Eucalyptus tortilis facts for kids
Quick facts for kidsEucalyptus tortilis
Eucalyptus tortilis is a species of mallet and a gimlet that is endemic to the southwest of Western Australia. It has smooth bark, lance-shaped adult leaves, flower buds in groups of seven, creamy white flowers and hemispherical to cup-shaped fruit.
Eucalyptus tortilis is a mallet and a gimlet, that typically grows to a height of 5–10 m (16–33 ft), has fluted stems and does not form a lignotuber. It has smooth, shiny greenish or copper-coloured bark. The adult leaves are the same shade of glossy green on both sides, lance-shaped, 55–95 mm (2.2–3.7 in) long and 7–18 mm (0.28–0.71 in) wide tapering to a petiole 8–18 mm (0.31–0.71 in) long. The flower buds are arranged in leaf axils in groups of seven on an unbranched peduncle up to 10 mm (0.39 in) long, the individual buds on pedicels up to 3 mm (0.12 in) long. Mature buds are an elongated oval shape, 10–14 mm (0.39–0.55 in) long and 4–6 mm (0.16–0.24 in) wide with a conical to beaked operculum. Flowering occurs in May and the flowers are creamy white.
Taxonomy and naming
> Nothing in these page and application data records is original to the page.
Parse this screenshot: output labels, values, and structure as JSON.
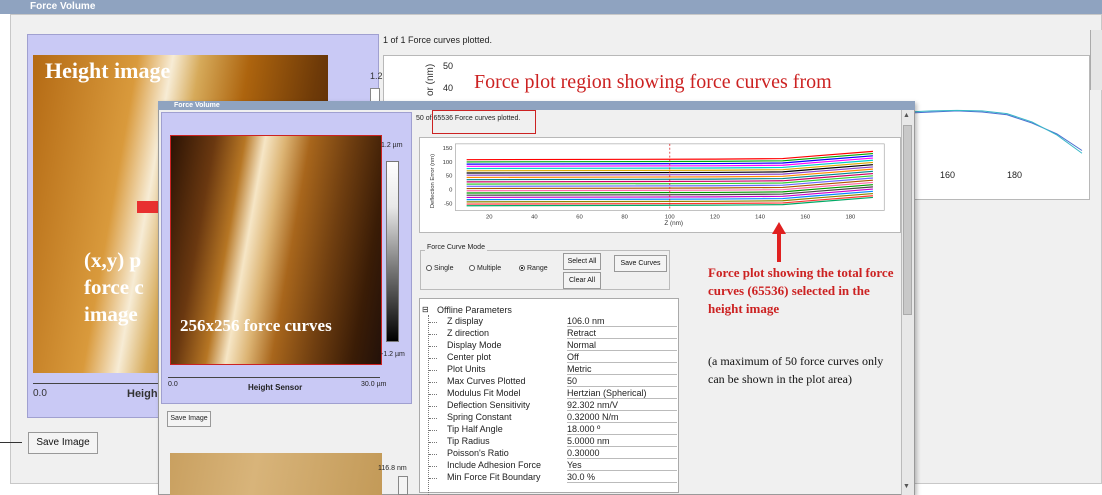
{
  "back_window": {
    "title": "Force Volume",
    "status": "1 of 1 Force curves plotted.",
    "image_title": "Height image",
    "scale_top": "1.2 µm",
    "annotation_xy": "(x,y) p force c image",
    "axis_zero": "0.0",
    "axis_name": "Heigh",
    "save_image": "Save Image",
    "plot_heading": "Force plot region showing force curves from",
    "plot_ylabel": "or (nm)",
    "y_ticks": [
      "50",
      "40"
    ],
    "x_ticks": [
      "160",
      "180"
    ]
  },
  "front_window": {
    "title": "Force Volume",
    "status": "50 of 65536 Force curves plotted.",
    "image_label": "256x256 force curves",
    "scale_top": "1.2 µm",
    "scale_bottom": "-1.2 µm",
    "axis_zero": "0.0",
    "axis_name": "Height Sensor",
    "axis_end": "30.0 µm",
    "save_image": "Save Image",
    "scale2_top": "116.8 nm",
    "force_curve_mode": {
      "label": "Force Curve Mode",
      "options": [
        "Single",
        "Multiple",
        "Range"
      ],
      "selected": "Range",
      "select_all": "Select All",
      "clear_all": "Clear All",
      "save_curves": "Save Curves"
    },
    "params": {
      "title": "Offline Parameters",
      "expander": "⊟",
      "rows": [
        {
          "name": "Z display",
          "value": "106.0 nm"
        },
        {
          "name": "Z direction",
          "value": "Retract"
        },
        {
          "name": "Display Mode",
          "value": "Normal"
        },
        {
          "name": "Center plot",
          "value": "Off"
        },
        {
          "name": "Plot Units",
          "value": "Metric"
        },
        {
          "name": "Max Curves Plotted",
          "value": "50"
        },
        {
          "name": "Modulus Fit Model",
          "value": "Hertzian (Spherical)"
        },
        {
          "name": "Deflection Sensitivity",
          "value": "92.302 nm/V"
        },
        {
          "name": "Spring Constant",
          "value": "0.32000 N/m"
        },
        {
          "name": "Tip Half Angle",
          "value": "18.000 º"
        },
        {
          "name": "Tip Radius",
          "value": "5.0000 nm"
        },
        {
          "name": "Poisson's Ratio",
          "value": "0.30000"
        },
        {
          "name": "Include Adhesion Force",
          "value": "Yes"
        },
        {
          "name": "Min Force Fit Boundary",
          "value": "30.0 %"
        }
      ]
    }
  },
  "annotations": {
    "red": "Force plot showing the total force curves (65536) selected in the height  image",
    "black": "(a maximum of 50 force curves only can be shown in the plot area)"
  },
  "chart_data": {
    "type": "line",
    "title": "",
    "xlabel": "Z (nm)",
    "ylabel": "Deflection Error (nm)",
    "x_ticks": [
      20,
      40,
      60,
      80,
      100,
      120,
      140,
      160,
      180
    ],
    "y_ticks": [
      150,
      100,
      50,
      0,
      -50
    ],
    "xlim": [
      5,
      195
    ],
    "ylim": [
      -75,
      165
    ],
    "marker_x": 100,
    "curve_count": 50,
    "x": [
      10,
      120,
      150,
      165,
      190
    ],
    "series": [
      {
        "values": [
          108,
          110,
          112,
          122,
          138
        ]
      },
      {
        "values": [
          100,
          102,
          104,
          114,
          130
        ]
      },
      {
        "values": [
          92,
          94,
          96,
          106,
          122
        ]
      },
      {
        "values": [
          84,
          86,
          88,
          98,
          114
        ]
      },
      {
        "values": [
          76,
          78,
          80,
          90,
          106
        ]
      },
      {
        "values": [
          68,
          70,
          72,
          82,
          98
        ]
      },
      {
        "values": [
          60,
          62,
          64,
          74,
          90
        ]
      },
      {
        "values": [
          52,
          54,
          56,
          66,
          82
        ]
      },
      {
        "values": [
          44,
          46,
          48,
          58,
          74
        ]
      },
      {
        "values": [
          36,
          38,
          40,
          50,
          66
        ]
      },
      {
        "values": [
          28,
          30,
          32,
          42,
          58
        ]
      },
      {
        "values": [
          20,
          22,
          24,
          34,
          50
        ]
      },
      {
        "values": [
          12,
          14,
          16,
          26,
          42
        ]
      },
      {
        "values": [
          4,
          6,
          8,
          18,
          34
        ]
      },
      {
        "values": [
          -4,
          -2,
          0,
          10,
          26
        ]
      },
      {
        "values": [
          -12,
          -10,
          -8,
          2,
          18
        ]
      },
      {
        "values": [
          -20,
          -18,
          -16,
          -6,
          10
        ]
      },
      {
        "values": [
          -28,
          -26,
          -24,
          -14,
          2
        ]
      },
      {
        "values": [
          -36,
          -34,
          -32,
          -22,
          -6
        ]
      },
      {
        "values": [
          -44,
          -42,
          -40,
          -30,
          -14
        ]
      },
      {
        "values": [
          -52,
          -50,
          -48,
          -38,
          -22
        ]
      },
      {
        "values": [
          -58,
          -56,
          -54,
          -44,
          -28
        ]
      }
    ],
    "colors": [
      "#ff0000",
      "#00aa00",
      "#0000ff",
      "#ff00ff",
      "#00cccc",
      "#ddaa00",
      "#000000",
      "#8844cc",
      "#ff8800",
      "#008888",
      "#cc0066",
      "#33cc33",
      "#6666ff",
      "#aa5500",
      "#ff66aa",
      "#009900",
      "#444444",
      "#cc00cc",
      "#0088ff",
      "#888800",
      "#ff3333",
      "#00aa66"
    ]
  },
  "back_chart": {
    "type": "line",
    "series": [
      {
        "values": [
          58,
          60,
          62,
          60,
          55,
          40,
          20,
          -10
        ]
      },
      {
        "values": [
          60,
          62,
          63,
          62,
          57,
          42,
          18,
          -15
        ]
      }
    ],
    "colors": [
      "#4b6fd0",
      "#38b8c8"
    ]
  }
}
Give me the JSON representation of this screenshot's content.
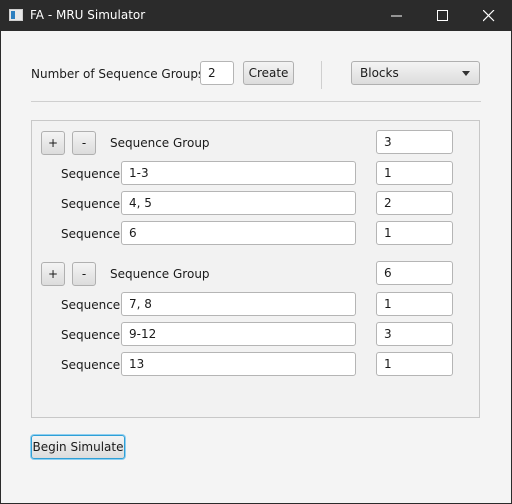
{
  "window": {
    "title": "FA - MRU Simulator"
  },
  "header": {
    "groups_label": "Number of Sequence Groups",
    "groups_value": "2",
    "create_label": "Create",
    "mode_selected": "Blocks"
  },
  "groups": [
    {
      "add_label": "+",
      "remove_label": "-",
      "group_label": "Sequence Group",
      "group_count": "3",
      "sequences": [
        {
          "label": "Sequence",
          "value": "1-3",
          "count": "1"
        },
        {
          "label": "Sequence",
          "value": "4, 5",
          "count": "2"
        },
        {
          "label": "Sequence",
          "value": "6",
          "count": "1"
        }
      ]
    },
    {
      "add_label": "+",
      "remove_label": "-",
      "group_label": "Sequence Group",
      "group_count": "6",
      "sequences": [
        {
          "label": "Sequence",
          "value": "7, 8",
          "count": "1"
        },
        {
          "label": "Sequence",
          "value": "9-12",
          "count": "3"
        },
        {
          "label": "Sequence",
          "value": "13",
          "count": "1"
        }
      ]
    }
  ],
  "footer": {
    "begin_label": "Begin Simulate"
  },
  "colors": {
    "titlebar": "#2b2b2b",
    "background": "#f4f4f4",
    "focus_ring": "#2f9fd6"
  }
}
Eucalyptus tortilis was first formally described in 1991 by Lawrie Johnson and Ken Hill in the journal Telopea from specimens collected east of Norseman in 1983. The specific epithet (tortilis) is a Latin word meaning "twisted", referring to the twisted gimlet trunk.
E. tortilis is one of the nine gimlet species. Six of these, including E. tortilis have buds in groups of seven, the others being E. campaspe, the mallee E. effusa, E. jimberlanica, E. salubris, E. ravida and E. terebra. The other three gimlets have flower buds in groups of three.
Distribution and habitat
This eucalypt is classified as "not threatened" by the Western Australian Government Department of Parks and Wildlife.
Eucalyptus tortilis Facts for Kids. Kiddle Encyclopedia.